A good year for women on film, as exemplified in new releases The Eyes of My Mother, Miss Sloane, and more
Matthew Lickona 5 p.m., Dec. 9

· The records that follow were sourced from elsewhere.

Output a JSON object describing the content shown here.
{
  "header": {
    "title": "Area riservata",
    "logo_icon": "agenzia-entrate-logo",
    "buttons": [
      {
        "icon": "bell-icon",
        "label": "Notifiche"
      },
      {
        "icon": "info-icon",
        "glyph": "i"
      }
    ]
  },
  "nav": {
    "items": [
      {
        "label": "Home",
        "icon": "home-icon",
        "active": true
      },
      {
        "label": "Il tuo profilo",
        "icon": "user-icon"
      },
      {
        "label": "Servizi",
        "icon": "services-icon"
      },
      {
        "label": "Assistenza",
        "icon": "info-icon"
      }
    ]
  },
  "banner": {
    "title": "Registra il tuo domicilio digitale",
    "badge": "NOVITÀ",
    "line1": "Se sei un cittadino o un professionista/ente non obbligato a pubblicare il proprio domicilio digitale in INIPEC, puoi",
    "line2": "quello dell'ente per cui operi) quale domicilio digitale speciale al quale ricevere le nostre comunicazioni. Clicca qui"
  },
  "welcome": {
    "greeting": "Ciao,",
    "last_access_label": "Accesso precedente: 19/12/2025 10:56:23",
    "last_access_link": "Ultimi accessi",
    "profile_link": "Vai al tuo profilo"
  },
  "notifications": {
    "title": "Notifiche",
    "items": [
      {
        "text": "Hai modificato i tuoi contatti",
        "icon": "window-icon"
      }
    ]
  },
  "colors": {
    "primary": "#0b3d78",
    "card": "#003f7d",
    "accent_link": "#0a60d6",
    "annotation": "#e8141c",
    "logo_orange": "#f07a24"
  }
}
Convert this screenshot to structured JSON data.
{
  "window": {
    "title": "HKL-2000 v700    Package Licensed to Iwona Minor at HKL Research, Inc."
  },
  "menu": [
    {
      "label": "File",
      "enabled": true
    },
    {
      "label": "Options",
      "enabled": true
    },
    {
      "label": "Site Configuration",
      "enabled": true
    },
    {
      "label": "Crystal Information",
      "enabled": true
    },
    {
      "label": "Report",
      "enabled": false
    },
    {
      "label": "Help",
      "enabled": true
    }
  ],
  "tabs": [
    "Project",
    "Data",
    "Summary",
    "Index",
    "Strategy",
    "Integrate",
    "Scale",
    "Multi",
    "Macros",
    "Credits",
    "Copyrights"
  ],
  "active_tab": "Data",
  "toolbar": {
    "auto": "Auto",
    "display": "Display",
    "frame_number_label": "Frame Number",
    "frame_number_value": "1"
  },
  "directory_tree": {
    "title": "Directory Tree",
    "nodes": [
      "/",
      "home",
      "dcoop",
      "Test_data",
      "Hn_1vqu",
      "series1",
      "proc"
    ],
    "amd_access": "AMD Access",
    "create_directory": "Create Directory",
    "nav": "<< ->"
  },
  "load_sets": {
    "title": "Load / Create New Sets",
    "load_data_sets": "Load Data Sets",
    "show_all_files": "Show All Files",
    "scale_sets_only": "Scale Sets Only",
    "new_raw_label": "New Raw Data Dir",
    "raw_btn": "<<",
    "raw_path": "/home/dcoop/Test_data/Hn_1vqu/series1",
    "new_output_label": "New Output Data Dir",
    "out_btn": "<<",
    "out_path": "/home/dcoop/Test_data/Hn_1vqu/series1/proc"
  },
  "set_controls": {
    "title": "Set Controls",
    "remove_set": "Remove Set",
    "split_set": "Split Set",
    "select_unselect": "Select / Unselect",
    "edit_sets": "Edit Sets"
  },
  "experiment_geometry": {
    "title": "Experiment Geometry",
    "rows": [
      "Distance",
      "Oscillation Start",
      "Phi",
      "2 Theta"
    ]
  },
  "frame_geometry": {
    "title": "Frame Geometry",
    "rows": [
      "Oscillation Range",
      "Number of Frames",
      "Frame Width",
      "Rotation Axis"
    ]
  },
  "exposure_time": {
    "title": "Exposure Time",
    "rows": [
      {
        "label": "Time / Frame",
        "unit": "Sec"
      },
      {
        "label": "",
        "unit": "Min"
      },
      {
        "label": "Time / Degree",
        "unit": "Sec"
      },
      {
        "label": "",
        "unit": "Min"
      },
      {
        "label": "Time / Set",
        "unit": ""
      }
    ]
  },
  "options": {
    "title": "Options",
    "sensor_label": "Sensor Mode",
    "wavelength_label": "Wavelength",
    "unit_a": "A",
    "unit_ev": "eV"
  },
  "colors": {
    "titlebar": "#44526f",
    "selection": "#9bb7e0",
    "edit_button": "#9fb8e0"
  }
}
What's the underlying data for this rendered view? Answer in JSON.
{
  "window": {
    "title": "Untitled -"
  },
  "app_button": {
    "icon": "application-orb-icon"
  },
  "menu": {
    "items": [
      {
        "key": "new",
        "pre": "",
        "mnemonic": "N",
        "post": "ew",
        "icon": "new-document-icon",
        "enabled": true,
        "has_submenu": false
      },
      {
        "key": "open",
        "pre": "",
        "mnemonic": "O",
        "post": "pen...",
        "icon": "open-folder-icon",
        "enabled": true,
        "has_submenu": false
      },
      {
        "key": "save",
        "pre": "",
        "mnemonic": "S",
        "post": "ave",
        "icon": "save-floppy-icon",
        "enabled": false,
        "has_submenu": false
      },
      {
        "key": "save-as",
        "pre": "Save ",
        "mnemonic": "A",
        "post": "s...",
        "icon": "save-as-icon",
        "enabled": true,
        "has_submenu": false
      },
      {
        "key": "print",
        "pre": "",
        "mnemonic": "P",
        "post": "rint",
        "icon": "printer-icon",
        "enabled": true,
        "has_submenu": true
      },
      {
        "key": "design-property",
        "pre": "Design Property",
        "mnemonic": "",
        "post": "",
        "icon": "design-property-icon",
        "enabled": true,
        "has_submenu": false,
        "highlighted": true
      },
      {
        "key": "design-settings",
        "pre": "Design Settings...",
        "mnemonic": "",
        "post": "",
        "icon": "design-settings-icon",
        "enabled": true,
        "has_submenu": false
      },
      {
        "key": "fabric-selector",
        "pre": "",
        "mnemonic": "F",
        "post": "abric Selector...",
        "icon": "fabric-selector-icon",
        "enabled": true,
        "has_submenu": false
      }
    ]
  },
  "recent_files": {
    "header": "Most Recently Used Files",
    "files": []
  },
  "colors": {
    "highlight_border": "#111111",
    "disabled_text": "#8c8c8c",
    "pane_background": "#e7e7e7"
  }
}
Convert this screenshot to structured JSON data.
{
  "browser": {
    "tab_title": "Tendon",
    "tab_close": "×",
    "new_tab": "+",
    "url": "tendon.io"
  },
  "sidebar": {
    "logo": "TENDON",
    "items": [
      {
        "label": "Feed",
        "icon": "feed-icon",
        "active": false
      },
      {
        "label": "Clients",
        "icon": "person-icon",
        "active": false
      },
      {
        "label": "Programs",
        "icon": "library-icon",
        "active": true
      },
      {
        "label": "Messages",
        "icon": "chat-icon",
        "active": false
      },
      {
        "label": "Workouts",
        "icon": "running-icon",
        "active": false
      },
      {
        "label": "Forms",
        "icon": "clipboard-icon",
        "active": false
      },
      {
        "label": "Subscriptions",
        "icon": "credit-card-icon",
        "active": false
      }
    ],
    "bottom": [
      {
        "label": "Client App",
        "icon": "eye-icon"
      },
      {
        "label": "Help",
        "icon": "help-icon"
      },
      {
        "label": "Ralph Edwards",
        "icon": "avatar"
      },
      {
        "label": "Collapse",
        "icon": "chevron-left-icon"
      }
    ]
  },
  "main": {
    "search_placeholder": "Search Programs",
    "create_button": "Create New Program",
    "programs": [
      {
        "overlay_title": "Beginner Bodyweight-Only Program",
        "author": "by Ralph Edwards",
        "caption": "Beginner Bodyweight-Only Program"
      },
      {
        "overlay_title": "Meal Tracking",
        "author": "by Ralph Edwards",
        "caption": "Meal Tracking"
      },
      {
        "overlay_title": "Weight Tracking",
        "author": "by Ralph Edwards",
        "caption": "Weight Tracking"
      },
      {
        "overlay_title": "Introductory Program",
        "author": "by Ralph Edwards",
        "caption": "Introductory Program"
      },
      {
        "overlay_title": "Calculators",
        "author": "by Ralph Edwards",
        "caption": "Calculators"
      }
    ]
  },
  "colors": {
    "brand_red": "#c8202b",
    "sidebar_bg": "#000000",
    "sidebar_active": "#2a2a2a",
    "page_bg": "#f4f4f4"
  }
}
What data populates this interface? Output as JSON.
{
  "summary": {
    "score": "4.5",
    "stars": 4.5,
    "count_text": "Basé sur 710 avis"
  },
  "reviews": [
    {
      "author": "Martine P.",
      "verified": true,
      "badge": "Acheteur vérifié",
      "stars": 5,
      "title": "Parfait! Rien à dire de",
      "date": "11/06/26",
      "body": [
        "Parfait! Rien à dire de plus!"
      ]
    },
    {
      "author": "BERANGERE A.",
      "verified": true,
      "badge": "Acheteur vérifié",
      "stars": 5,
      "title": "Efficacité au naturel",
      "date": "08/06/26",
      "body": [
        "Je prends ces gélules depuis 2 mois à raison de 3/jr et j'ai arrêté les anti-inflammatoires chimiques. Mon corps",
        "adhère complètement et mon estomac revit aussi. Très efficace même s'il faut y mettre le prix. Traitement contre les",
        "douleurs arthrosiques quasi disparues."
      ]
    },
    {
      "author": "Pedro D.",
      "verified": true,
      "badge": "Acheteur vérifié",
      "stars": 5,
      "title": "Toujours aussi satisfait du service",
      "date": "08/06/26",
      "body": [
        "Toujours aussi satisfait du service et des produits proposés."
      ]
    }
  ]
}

The topper of all of Hitchcock's cross-country cat-and-mouse thrillers. The species that was spawned in the Thirties with Young and Innocent and The 39 Steps has undergone some body-building after all these years of exercise, and emerges here in a form higher (the United Nations building), wider (the Midwest corn fields), and grander (the face of Mt. Rushmore) than ever before. There are ample tipsy giggles and hokey excitements, thanks largely to Cary Grant's broadly played and easily ruffled dignity, and thanks very slightly to James Mason's prissy villainy. Eva Marie Saint, done over as if for Harper's Bazaar, steps surprisingly to the fore of Hitchcock's line of icy blondes. 1959.